### Exercise directions
Find the word "title" in the data. Return every line where it appears.

### Data records for software interfaces
+ + + + +
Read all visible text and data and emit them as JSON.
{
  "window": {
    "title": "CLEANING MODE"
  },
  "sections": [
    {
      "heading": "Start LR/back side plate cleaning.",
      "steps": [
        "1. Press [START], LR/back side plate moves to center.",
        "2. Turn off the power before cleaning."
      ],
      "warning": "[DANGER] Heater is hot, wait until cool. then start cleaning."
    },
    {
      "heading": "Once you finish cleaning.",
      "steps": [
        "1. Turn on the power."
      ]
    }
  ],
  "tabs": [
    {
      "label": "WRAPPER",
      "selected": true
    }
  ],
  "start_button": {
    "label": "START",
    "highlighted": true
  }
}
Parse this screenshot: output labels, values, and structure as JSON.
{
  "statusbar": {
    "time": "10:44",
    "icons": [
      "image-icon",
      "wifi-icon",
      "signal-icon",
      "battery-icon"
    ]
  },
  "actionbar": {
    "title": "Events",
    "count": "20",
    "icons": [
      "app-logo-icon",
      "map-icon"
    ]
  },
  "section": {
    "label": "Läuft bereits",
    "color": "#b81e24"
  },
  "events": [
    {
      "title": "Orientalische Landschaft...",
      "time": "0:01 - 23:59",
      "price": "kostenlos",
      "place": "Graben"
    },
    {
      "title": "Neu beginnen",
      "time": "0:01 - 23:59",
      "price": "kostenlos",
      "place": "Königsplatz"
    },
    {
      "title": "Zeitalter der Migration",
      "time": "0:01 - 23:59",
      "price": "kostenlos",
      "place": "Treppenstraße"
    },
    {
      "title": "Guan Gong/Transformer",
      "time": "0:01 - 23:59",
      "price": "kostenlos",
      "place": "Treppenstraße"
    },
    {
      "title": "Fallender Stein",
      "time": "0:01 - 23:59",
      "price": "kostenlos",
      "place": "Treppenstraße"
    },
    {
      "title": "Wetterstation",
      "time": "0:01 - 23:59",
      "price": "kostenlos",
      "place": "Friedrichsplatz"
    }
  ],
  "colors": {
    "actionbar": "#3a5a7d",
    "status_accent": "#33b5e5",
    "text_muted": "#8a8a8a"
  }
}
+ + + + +
### Task output
    "title": "CLEANING MODE"
    "title": "Events",
      "title": "Orientalische Landschaft...",
      "title": "Neu beginnen",
      "title": "Zeitalter der Migration",
      "title": "Guan Gong/Transformer",
      "title": "Fallender Stein",
      "title": "Wetterstation",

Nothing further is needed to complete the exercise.